**What is being asked**.
Within these entries, which lines include the string "From"? Copy each one.

**Source material**.
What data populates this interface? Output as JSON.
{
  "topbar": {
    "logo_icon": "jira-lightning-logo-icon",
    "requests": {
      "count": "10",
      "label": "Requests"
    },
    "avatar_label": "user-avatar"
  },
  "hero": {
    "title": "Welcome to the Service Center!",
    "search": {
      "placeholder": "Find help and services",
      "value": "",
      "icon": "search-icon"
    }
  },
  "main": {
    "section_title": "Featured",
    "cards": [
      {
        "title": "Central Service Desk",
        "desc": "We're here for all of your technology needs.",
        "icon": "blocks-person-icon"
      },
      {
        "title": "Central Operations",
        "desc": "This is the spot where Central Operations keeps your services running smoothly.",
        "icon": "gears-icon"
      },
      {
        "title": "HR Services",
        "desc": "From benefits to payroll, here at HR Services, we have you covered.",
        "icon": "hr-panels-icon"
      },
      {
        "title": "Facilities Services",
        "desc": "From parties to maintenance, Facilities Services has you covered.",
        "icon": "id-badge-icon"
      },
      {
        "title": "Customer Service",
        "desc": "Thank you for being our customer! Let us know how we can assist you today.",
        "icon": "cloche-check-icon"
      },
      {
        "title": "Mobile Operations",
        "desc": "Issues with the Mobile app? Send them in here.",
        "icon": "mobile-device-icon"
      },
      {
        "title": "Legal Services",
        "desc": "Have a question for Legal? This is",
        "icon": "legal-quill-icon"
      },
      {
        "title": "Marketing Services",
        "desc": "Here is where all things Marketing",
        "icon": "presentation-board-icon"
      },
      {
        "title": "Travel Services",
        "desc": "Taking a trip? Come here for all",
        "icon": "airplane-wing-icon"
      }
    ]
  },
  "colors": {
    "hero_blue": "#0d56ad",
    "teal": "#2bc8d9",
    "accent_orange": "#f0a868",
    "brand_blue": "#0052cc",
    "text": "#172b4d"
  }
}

**Reply**.
        "desc": "From benefits to payroll, here at HR Services, we have you covered.",
        "desc": "From parties to maintenance, Facilities Services has you covered.",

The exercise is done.